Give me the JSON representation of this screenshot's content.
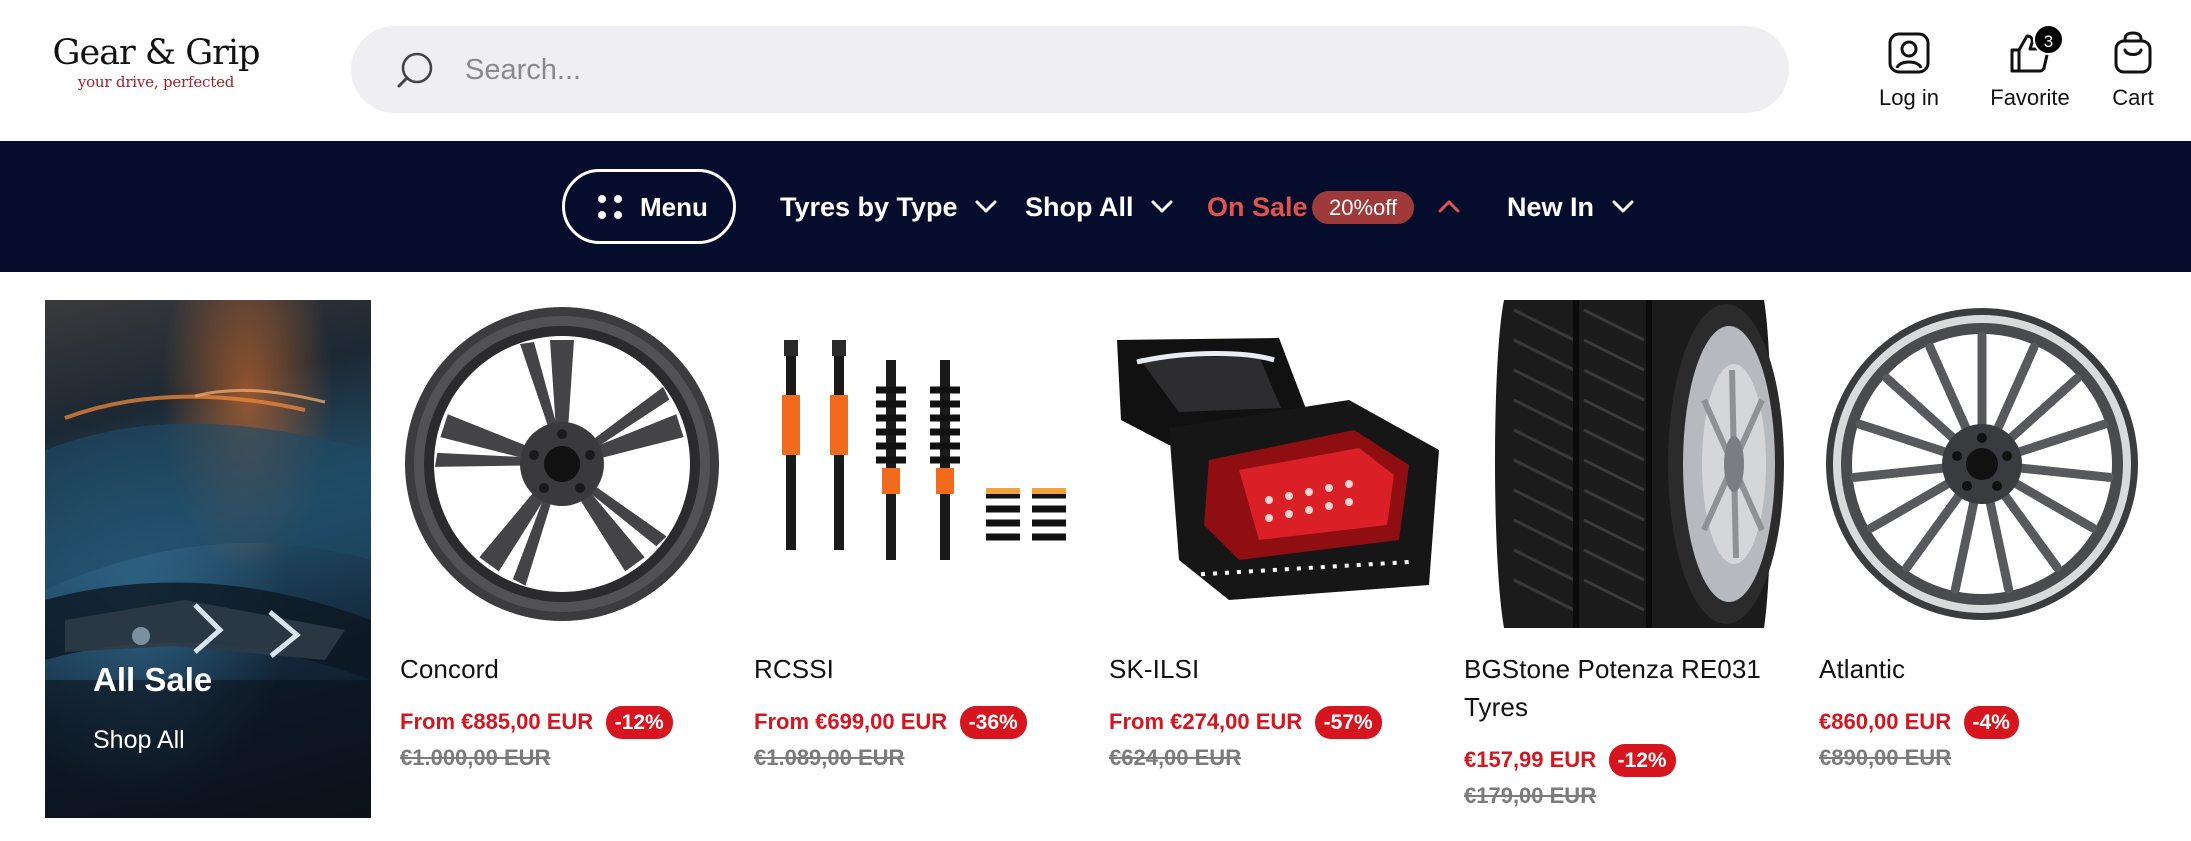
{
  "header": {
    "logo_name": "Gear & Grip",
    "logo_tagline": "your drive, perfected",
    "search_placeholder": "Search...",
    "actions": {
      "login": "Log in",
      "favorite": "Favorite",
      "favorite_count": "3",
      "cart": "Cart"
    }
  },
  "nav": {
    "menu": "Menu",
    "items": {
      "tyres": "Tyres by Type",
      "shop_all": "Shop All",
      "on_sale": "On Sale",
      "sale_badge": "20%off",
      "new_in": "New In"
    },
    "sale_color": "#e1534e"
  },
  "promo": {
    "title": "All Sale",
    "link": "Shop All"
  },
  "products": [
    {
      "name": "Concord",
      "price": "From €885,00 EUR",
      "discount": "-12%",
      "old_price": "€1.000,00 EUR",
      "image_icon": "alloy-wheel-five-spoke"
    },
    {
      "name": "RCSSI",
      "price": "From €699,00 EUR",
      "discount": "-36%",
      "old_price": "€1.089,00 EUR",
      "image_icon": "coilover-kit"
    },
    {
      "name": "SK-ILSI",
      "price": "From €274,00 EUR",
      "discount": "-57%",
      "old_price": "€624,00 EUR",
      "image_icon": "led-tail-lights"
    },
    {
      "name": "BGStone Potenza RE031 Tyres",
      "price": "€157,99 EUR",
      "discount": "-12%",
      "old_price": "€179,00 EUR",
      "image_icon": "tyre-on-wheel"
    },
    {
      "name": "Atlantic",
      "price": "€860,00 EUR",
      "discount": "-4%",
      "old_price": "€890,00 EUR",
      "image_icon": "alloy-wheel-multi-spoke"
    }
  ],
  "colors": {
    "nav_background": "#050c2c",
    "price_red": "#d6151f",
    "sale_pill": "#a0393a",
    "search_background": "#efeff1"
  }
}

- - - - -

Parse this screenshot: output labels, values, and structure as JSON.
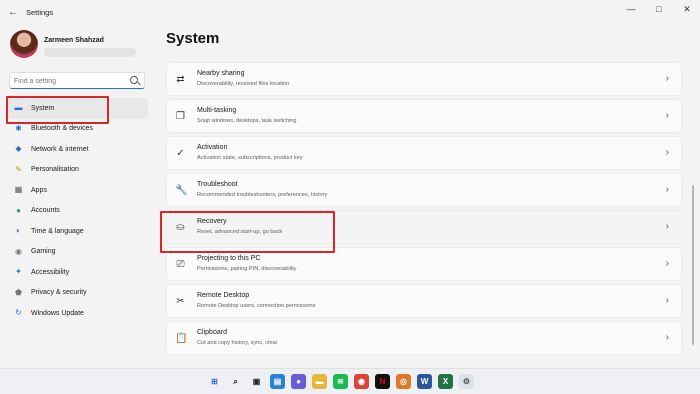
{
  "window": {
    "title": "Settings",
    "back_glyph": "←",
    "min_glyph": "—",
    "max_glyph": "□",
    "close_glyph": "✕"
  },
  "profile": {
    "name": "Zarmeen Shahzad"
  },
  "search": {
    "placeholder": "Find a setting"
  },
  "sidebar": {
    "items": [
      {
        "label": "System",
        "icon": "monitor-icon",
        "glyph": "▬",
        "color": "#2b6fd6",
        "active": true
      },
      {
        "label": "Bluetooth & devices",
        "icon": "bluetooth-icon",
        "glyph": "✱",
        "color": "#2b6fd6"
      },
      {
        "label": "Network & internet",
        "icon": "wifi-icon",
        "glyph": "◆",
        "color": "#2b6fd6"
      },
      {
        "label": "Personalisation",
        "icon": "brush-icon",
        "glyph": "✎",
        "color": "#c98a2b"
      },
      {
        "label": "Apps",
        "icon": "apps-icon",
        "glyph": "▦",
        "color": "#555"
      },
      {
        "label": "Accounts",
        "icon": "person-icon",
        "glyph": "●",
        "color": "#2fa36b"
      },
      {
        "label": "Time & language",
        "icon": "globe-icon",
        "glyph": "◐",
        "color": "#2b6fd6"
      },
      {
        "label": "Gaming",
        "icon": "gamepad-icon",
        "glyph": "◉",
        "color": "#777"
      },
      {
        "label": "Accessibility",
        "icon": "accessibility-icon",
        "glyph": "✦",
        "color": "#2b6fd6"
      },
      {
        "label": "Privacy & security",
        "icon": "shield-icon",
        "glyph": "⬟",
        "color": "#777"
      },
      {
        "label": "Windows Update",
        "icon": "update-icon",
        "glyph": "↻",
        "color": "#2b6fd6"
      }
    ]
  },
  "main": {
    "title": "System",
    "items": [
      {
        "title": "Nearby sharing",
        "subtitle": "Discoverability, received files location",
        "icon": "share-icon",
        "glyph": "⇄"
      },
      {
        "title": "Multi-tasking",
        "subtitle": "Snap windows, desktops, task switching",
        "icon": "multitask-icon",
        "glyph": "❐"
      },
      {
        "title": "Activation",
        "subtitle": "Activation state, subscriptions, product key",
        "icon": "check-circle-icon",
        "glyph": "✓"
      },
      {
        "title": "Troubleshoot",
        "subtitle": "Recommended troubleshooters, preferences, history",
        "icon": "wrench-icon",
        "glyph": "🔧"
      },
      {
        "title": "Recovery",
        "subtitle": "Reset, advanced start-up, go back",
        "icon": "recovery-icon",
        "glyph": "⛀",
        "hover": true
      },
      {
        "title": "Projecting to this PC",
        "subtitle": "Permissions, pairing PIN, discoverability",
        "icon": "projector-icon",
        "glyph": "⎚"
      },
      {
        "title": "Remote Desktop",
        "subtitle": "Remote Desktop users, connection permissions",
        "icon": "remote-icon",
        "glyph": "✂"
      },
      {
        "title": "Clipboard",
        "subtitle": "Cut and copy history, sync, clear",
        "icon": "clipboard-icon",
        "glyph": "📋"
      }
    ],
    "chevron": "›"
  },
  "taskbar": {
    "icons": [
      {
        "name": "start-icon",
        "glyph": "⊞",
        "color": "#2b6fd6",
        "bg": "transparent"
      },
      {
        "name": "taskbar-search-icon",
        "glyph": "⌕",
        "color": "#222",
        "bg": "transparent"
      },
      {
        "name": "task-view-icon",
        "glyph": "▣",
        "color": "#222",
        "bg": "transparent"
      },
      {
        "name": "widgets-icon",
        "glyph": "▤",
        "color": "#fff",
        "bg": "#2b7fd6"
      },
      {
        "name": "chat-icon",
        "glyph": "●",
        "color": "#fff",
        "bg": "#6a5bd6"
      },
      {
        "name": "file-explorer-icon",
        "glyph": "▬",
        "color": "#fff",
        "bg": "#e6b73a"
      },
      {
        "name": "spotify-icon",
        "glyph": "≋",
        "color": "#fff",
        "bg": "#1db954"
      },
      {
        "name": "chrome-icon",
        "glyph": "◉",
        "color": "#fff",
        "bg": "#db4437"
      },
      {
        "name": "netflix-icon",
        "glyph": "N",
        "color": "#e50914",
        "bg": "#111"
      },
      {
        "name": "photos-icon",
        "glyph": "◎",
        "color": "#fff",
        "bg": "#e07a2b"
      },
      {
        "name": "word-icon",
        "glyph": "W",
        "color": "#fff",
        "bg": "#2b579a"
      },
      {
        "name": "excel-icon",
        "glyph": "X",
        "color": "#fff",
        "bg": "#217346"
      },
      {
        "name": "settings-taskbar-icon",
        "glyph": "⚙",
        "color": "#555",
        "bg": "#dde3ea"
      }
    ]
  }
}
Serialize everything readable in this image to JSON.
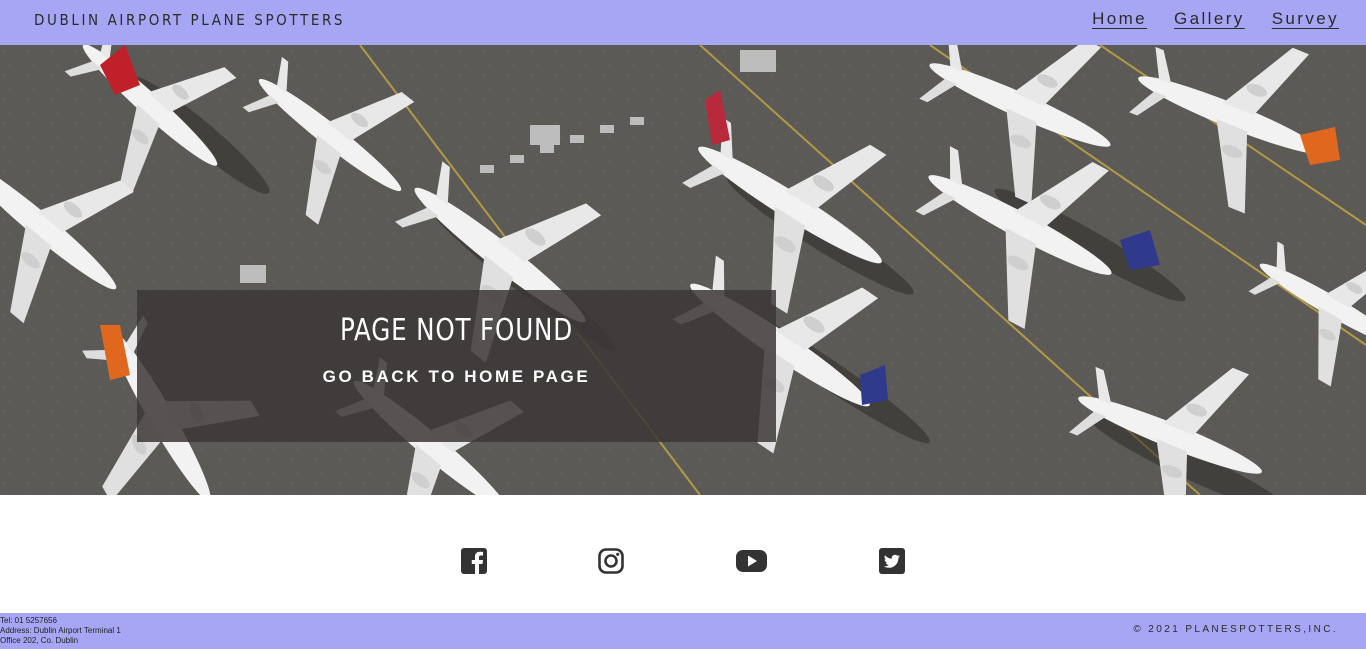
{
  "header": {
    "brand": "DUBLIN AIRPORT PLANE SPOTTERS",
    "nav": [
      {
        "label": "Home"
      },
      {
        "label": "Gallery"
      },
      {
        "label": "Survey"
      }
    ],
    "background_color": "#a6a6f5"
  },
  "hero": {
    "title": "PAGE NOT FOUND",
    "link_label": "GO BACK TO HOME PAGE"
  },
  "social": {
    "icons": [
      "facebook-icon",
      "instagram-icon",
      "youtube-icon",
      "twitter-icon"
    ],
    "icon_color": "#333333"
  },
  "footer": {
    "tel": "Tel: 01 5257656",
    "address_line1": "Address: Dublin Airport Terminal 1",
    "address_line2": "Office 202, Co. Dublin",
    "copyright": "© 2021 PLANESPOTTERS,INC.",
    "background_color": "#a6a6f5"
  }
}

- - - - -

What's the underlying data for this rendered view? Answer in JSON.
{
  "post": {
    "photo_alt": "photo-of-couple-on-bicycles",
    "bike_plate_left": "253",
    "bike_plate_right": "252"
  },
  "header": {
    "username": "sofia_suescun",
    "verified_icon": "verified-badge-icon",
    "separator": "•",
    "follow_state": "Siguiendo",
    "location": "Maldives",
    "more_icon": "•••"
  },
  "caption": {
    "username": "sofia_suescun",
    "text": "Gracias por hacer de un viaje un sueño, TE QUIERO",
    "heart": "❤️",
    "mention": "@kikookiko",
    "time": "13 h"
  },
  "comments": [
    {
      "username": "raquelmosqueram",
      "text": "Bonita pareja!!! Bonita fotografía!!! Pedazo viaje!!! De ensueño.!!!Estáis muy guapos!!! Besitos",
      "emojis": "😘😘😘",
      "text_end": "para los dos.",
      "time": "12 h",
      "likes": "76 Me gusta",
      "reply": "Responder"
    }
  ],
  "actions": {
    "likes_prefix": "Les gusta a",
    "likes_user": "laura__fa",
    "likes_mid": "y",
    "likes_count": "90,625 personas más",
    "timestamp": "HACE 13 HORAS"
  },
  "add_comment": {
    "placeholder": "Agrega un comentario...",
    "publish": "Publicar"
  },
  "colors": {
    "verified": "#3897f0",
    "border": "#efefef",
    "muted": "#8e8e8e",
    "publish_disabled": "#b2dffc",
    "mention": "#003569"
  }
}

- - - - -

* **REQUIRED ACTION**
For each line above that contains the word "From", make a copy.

* **ANSWER SECTION**
      "price": "From €885,00 EUR",
      "price": "From €699,00 EUR",
      "price": "From €274,00 EUR",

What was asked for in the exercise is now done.